RECORDS PROVIDED.

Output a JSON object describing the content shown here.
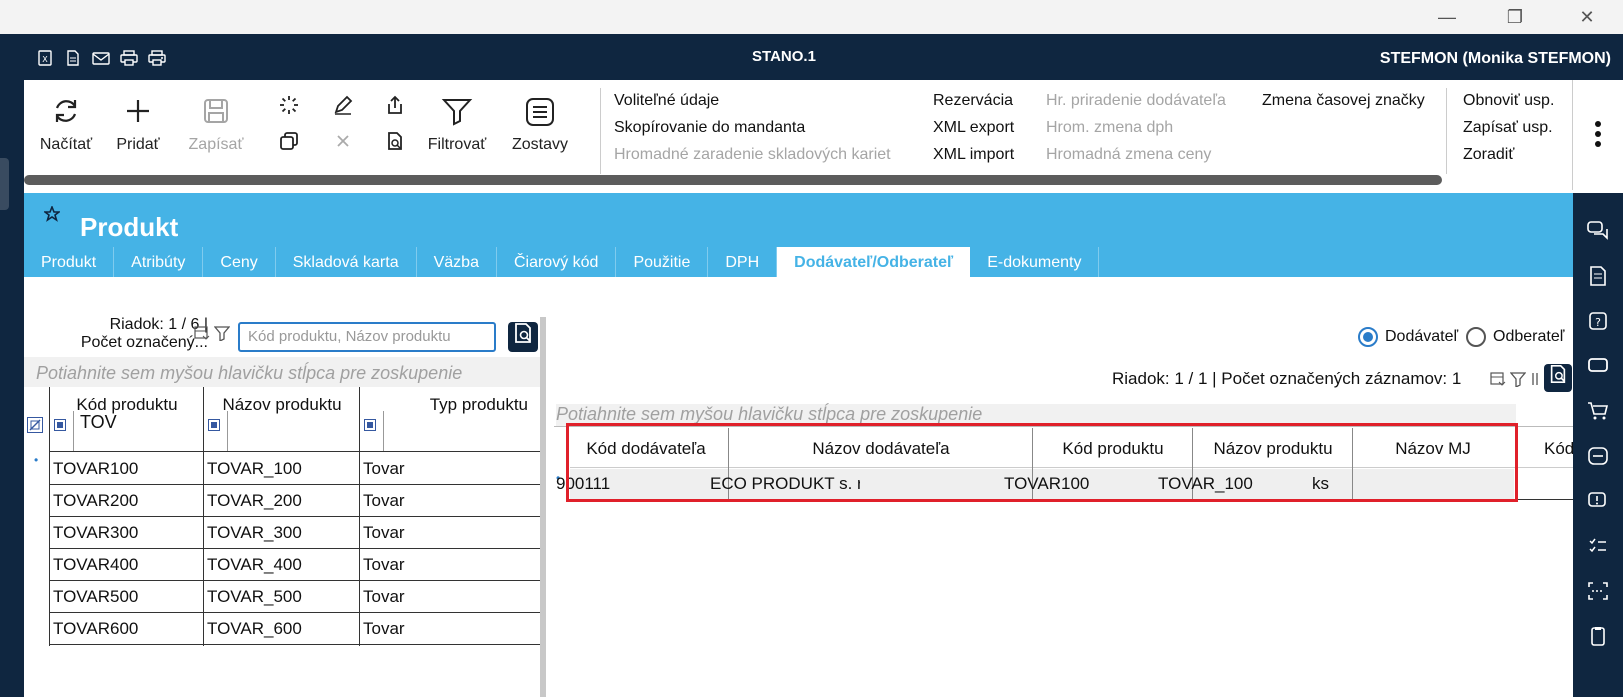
{
  "window": {
    "minimize_glyph": "—",
    "restore_glyph": "❐",
    "close_glyph": "✕"
  },
  "appbar": {
    "title": "STANO.1",
    "user": "STEFMON (Monika STEFMON)",
    "icons": [
      "excel-icon",
      "document-icon",
      "mail-icon",
      "print-icon",
      "print-preview-icon"
    ]
  },
  "toolbar": {
    "buttons": [
      {
        "label": "Načítať",
        "icon": "refresh-icon",
        "enabled": true
      },
      {
        "label": "Pridať",
        "icon": "plus-icon",
        "enabled": true
      },
      {
        "label": "Zapísať",
        "icon": "save-icon",
        "enabled": false
      }
    ],
    "filter_label": "Filtrovať",
    "reports_label": "Zostavy",
    "menu_col1": [
      {
        "label": "Voliteľné údaje",
        "enabled": true
      },
      {
        "label": "Skopírovanie do mandanta",
        "enabled": true
      },
      {
        "label": "Hromadné zaradenie skladových kariet",
        "enabled": false
      }
    ],
    "menu_col2": [
      {
        "label": "Rezervácia",
        "enabled": true
      },
      {
        "label": "XML export",
        "enabled": true
      },
      {
        "label": "XML import",
        "enabled": true
      }
    ],
    "menu_col3": [
      {
        "label": "Hr. priradenie dodávateľa",
        "enabled": false
      },
      {
        "label": "Hrom. zmena dph",
        "enabled": false
      },
      {
        "label": "Hromadná zmena ceny",
        "enabled": false
      }
    ],
    "menu_col4": [
      {
        "label": "Zmena časovej značky",
        "enabled": true
      }
    ],
    "menu_col5": [
      {
        "label": "Obnoviť usp.",
        "enabled": true
      },
      {
        "label": "Zapísať usp.",
        "enabled": true
      },
      {
        "label": "Zoradiť",
        "enabled": true
      }
    ]
  },
  "page": {
    "title": "Produkt"
  },
  "tabs": [
    {
      "label": "Produkt",
      "active": false
    },
    {
      "label": "Atribúty",
      "active": false
    },
    {
      "label": "Ceny",
      "active": false
    },
    {
      "label": "Skladová karta",
      "active": false
    },
    {
      "label": "Väzba",
      "active": false
    },
    {
      "label": "Čiarový kód",
      "active": false
    },
    {
      "label": "Použitie",
      "active": false
    },
    {
      "label": "DPH",
      "active": false
    },
    {
      "label": "Dodávateľ/Odberateľ",
      "active": true
    },
    {
      "label": "E-dokumenty",
      "active": false
    }
  ],
  "left": {
    "status_line1": "Riadok: 1 / 6 |",
    "status_line2": "Počet označený...",
    "search_placeholder": "Kód produktu, Názov produktu",
    "group_hint": "Potiahnite sem myšou hlavičku stĺpca pre zoskupenie",
    "columns": [
      "Kód produktu",
      "Názov produktu",
      "Typ produktu"
    ],
    "filter_value": "TOV",
    "rows": [
      [
        "TOVAR100",
        "TOVAR_100",
        "Tovar"
      ],
      [
        "TOVAR200",
        "TOVAR_200",
        "Tovar"
      ],
      [
        "TOVAR300",
        "TOVAR_300",
        "Tovar"
      ],
      [
        "TOVAR400",
        "TOVAR_400",
        "Tovar"
      ],
      [
        "TOVAR500",
        "TOVAR_500",
        "Tovar"
      ],
      [
        "TOVAR600",
        "TOVAR_600",
        "Tovar"
      ]
    ]
  },
  "right": {
    "radio_supplier": "Dodávateľ",
    "radio_customer": "Odberateľ",
    "selected": "Dodávateľ",
    "status": "Riadok: 1 / 1 | Počet označených záznamov: 1",
    "group_hint": "Potiahnite sem myšou hlavičku stĺpca pre zoskupenie",
    "columns": [
      "Kód dodávateľa",
      "Názov dodávateľa",
      "Kód produktu",
      "Názov produktu",
      "Názov MJ",
      "Kód"
    ],
    "rows": [
      [
        "900111",
        "ECO PRODUKT s. r. o.",
        "TOVAR100",
        "TOVAR_100",
        "ks",
        ""
      ]
    ]
  },
  "sidebar_icons": [
    "chat-icon",
    "document-list-icon",
    "help-icon",
    "message-icon",
    "cart-icon",
    "exchange-icon",
    "alert-icon",
    "checklist-icon",
    "scan-icon",
    "clipboard-icon"
  ]
}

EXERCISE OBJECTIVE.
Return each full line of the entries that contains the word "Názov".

EXERCISE OUTPUT.
    "search_placeholder": "Kód produktu, Názov produktu",
      "Názov produktu",
      "Názov dodávateľa",
      "Názov produktu",
      "Názov MJ",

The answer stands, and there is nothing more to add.